[Supplied records — start]

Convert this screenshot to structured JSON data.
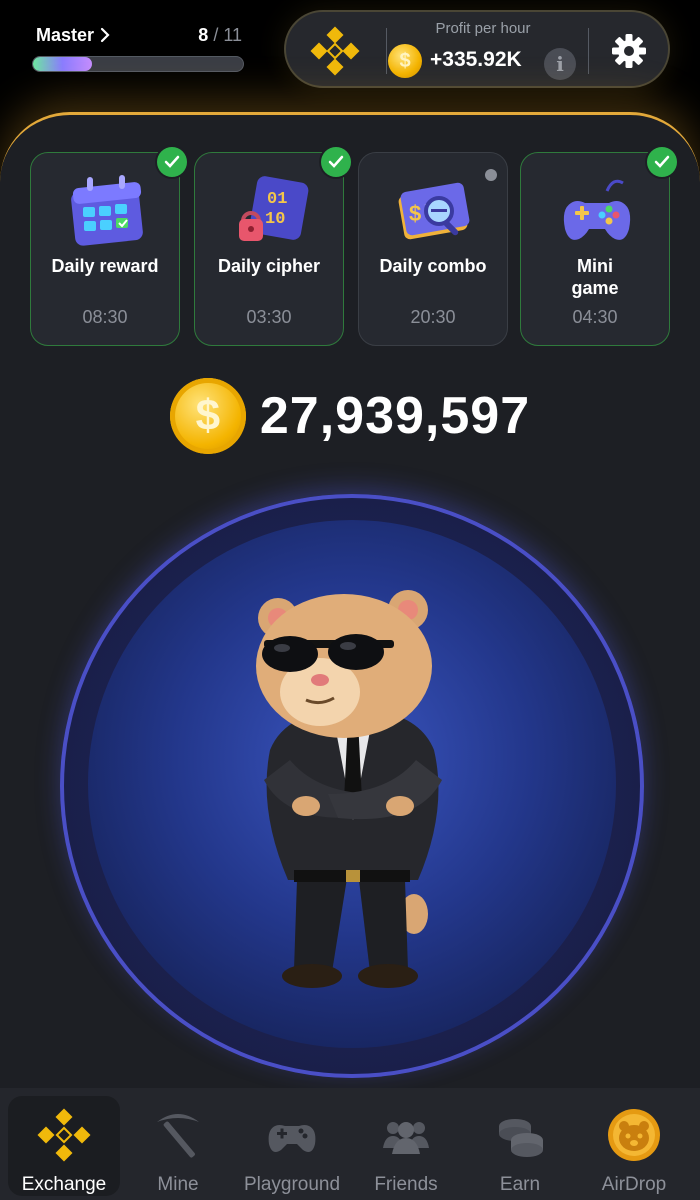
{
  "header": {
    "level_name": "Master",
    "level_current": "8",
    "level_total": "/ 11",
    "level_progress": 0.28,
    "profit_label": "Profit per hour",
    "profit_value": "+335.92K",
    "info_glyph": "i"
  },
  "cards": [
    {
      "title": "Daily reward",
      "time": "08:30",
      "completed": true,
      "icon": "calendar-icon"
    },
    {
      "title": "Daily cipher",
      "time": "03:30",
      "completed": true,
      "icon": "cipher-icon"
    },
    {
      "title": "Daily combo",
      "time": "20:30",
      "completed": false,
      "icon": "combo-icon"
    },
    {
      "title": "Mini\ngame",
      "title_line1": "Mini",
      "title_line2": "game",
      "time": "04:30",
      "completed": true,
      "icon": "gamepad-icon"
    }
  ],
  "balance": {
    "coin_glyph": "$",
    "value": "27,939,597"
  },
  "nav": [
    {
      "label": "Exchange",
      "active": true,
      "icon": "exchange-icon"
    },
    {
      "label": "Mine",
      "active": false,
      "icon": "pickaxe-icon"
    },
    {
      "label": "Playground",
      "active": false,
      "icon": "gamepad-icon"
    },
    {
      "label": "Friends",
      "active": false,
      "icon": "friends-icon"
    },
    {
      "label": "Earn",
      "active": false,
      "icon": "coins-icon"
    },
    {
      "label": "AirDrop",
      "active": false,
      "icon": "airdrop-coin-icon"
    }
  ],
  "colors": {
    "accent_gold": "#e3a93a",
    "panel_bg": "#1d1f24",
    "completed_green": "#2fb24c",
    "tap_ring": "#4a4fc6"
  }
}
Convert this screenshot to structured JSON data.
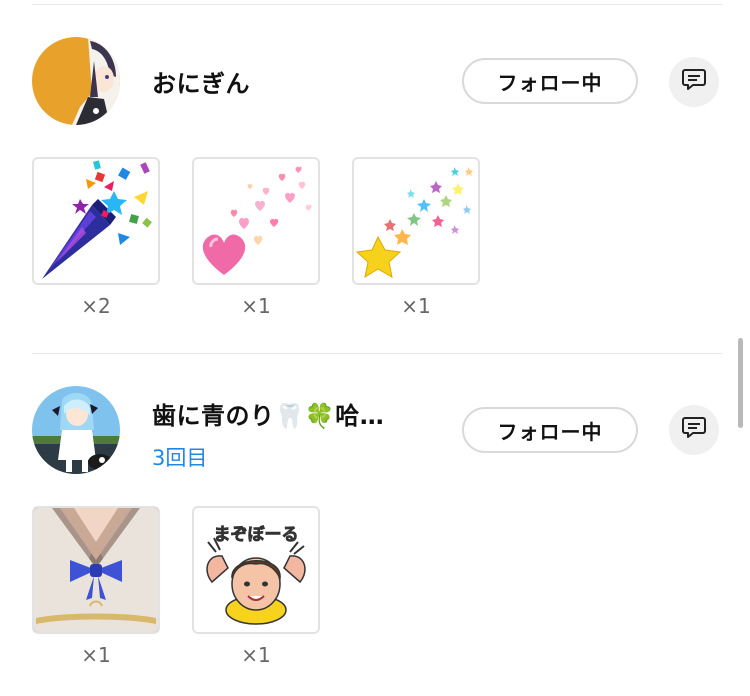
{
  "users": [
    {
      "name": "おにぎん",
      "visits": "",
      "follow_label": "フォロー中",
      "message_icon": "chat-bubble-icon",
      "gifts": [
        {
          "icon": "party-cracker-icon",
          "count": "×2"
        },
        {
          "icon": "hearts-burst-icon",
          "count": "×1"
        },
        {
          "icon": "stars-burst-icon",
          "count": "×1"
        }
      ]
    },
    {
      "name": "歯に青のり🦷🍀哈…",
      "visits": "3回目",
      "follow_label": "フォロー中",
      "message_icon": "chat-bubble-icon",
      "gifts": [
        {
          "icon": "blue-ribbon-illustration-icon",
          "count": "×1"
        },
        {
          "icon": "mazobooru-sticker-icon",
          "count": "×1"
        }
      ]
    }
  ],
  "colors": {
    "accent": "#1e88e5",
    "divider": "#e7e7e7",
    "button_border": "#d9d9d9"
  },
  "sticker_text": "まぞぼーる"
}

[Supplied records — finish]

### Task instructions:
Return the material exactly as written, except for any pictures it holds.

### Answer section:
Convert this screenshot to structured JSON data.
{
  "header": {
    "level_name": "Master",
    "level_current": "8",
    "level_total": "/ 11",
    "level_progress": 0.28,
    "profit_label": "Profit per hour",
    "profit_value": "+335.92K",
    "info_glyph": "i"
  },
  "cards": [
    {
      "title": "Daily reward",
      "time": "08:30",
      "completed": true,
      "icon": "calendar-icon"
    },
    {
      "title": "Daily cipher",
      "time": "03:30",
      "completed": true,
      "icon": "cipher-icon"
    },
    {
      "title": "Daily combo",
      "time": "20:30",
      "completed": false,
      "icon": "combo-icon"
    },
    {
      "title": "Mini\ngame",
      "title_line1": "Mini",
      "title_line2": "game",
      "time": "04:30",
      "completed": true,
      "icon": "gamepad-icon"
    }
  ],
  "balance": {
    "coin_glyph": "$",
    "value": "27,939,597"
  },
  "nav": [
    {
      "label": "Exchange",
      "active": true,
      "icon": "exchange-icon"
    },
    {
      "label": "Mine",
      "active": false,
      "icon": "pickaxe-icon"
    },
    {
      "label": "Playground",
      "active": false,
      "icon": "gamepad-icon"
    },
    {
      "label": "Friends",
      "active": false,
      "icon": "friends-icon"
    },
    {
      "label": "Earn",
      "active": false,
      "icon": "coins-icon"
    },
    {
      "label": "AirDrop",
      "active": false,
      "icon": "airdrop-coin-icon"
    }
  ],
  "colors": {
    "accent_gold": "#e3a93a",
    "panel_bg": "#1d1f24",
    "completed_green": "#2fb24c",
    "tap_ring": "#4a4fc6"
  }
}
Convert this screenshot to structured JSON data.
{
  "users": [
    {
      "name": "おにぎん",
      "visits": "",
      "follow_label": "フォロー中",
      "message_icon": "chat-bubble-icon",
      "gifts": [
        {
          "icon": "party-cracker-icon",
          "count": "×2"
        },
        {
          "icon": "hearts-burst-icon",
          "count": "×1"
        },
        {
          "icon": "stars-burst-icon",
          "count": "×1"
        }
      ]
    },
    {
      "name": "歯に青のり🦷🍀哈…",
      "visits": "3回目",
      "follow_label": "フォロー中",
      "message_icon": "chat-bubble-icon",
      "gifts": [
        {
          "icon": "blue-ribbon-illustration-icon",
          "count": "×1"
        },
        {
          "icon": "mazobooru-sticker-icon",
          "count": "×1"
        }
      ]
    }
  ],
  "colors": {
    "accent": "#1e88e5",
    "divider": "#e7e7e7",
    "button_border": "#d9d9d9"
  },
  "sticker_text": "まぞぼーる"
}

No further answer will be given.